> _TASK ITEM_:
Go through the entries below. Copy out every line that contains "favicon".

> _DATA FOR ANALYSIS_:
======

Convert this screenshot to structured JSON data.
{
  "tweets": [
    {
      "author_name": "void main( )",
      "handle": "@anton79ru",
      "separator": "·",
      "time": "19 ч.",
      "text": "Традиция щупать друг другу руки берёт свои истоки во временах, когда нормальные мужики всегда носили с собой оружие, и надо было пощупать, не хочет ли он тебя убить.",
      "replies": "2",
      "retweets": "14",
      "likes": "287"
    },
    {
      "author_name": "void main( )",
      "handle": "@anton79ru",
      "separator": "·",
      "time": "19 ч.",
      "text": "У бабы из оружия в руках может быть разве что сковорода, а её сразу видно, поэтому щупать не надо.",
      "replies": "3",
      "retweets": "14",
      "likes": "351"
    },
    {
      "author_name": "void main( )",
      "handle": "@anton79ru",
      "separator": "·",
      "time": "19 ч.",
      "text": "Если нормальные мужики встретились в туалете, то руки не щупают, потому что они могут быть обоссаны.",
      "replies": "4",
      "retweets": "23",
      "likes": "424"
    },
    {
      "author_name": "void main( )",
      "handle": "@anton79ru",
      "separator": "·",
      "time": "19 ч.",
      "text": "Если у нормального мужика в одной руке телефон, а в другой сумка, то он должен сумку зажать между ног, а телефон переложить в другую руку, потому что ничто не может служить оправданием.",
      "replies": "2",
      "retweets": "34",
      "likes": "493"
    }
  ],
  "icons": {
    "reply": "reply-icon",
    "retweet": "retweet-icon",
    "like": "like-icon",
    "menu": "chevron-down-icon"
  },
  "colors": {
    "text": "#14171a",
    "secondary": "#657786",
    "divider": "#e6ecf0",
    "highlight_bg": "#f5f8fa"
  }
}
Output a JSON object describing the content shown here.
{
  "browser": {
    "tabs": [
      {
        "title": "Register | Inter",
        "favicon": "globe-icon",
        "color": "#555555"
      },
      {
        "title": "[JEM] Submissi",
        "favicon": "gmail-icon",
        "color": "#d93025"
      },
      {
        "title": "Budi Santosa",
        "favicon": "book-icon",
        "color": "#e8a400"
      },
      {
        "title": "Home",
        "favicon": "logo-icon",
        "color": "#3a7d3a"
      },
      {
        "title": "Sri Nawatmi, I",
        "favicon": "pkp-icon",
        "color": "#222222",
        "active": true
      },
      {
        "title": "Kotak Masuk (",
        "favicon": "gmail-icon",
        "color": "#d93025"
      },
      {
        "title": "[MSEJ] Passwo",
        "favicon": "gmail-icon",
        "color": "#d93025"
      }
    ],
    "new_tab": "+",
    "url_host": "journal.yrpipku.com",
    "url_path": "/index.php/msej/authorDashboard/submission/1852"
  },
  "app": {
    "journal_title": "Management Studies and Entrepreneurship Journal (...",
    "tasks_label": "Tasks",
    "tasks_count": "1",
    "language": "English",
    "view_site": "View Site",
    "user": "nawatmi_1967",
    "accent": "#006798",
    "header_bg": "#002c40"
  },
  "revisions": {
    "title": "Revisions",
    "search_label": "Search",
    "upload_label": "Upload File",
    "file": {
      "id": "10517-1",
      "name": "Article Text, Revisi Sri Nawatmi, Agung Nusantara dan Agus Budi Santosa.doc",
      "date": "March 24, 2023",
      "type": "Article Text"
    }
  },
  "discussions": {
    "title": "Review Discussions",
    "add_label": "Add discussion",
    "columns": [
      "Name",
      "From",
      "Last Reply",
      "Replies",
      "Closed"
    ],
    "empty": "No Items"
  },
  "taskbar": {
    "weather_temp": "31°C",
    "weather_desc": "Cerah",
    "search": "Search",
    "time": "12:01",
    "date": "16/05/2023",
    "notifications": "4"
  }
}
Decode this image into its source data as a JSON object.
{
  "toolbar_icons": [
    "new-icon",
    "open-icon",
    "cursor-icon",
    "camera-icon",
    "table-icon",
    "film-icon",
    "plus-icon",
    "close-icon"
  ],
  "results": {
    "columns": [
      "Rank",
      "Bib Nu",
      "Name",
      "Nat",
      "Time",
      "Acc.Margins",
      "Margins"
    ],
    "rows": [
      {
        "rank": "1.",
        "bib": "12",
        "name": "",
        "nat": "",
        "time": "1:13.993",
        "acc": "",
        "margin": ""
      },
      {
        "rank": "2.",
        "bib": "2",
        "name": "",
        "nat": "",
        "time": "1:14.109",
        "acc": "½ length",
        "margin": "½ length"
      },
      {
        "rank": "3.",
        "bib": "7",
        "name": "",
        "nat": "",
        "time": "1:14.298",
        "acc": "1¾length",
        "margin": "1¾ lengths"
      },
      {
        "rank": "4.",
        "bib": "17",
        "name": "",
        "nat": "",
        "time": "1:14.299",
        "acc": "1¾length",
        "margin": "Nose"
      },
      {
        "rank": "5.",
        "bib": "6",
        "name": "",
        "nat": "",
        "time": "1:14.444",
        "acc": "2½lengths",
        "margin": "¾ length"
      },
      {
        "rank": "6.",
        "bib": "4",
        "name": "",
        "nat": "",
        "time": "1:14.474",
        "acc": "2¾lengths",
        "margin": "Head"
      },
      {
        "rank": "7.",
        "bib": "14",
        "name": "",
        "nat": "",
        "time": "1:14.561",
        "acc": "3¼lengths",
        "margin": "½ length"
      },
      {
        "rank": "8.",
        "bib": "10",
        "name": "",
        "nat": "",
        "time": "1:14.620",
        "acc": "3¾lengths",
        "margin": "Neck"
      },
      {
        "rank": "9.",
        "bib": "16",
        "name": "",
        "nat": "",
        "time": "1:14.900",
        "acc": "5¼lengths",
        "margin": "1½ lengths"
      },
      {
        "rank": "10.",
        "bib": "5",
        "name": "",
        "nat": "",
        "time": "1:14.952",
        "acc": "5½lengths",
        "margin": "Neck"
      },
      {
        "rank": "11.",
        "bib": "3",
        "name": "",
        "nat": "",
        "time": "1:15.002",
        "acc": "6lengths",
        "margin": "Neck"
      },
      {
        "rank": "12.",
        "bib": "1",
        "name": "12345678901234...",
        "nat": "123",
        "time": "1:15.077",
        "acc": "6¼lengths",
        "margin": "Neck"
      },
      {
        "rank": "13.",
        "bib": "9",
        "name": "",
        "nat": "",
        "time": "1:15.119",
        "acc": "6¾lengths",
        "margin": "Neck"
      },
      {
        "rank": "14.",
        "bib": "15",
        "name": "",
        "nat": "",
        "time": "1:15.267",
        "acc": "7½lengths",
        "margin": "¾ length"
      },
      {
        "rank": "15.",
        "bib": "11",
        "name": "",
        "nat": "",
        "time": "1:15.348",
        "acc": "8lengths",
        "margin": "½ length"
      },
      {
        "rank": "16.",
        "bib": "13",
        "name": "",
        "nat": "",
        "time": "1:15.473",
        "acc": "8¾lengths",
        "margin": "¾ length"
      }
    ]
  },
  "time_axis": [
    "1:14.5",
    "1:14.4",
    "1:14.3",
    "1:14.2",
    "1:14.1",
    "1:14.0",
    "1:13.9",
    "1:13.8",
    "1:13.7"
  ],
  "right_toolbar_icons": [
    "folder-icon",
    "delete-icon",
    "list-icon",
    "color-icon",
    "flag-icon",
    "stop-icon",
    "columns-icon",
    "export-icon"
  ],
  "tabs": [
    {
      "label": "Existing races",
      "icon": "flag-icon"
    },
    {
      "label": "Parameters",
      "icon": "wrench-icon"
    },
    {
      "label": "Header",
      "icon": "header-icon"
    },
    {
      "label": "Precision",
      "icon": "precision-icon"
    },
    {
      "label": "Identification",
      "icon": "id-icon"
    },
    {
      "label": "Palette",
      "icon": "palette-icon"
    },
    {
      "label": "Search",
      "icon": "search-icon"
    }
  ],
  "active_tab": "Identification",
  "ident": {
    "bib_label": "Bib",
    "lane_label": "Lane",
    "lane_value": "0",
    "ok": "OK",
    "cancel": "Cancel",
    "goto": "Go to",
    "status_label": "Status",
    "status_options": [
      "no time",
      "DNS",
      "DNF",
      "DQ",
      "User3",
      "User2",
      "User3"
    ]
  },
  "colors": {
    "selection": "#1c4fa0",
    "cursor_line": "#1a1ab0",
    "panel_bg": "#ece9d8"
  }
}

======

> _ANSWER SECTION_:
        "favicon": "globe-icon",
        "favicon": "gmail-icon",
        "favicon": "book-icon",
        "favicon": "logo-icon",
        "favicon": "pkp-icon",
        "favicon": "gmail-icon",
        "favicon": "gmail-icon",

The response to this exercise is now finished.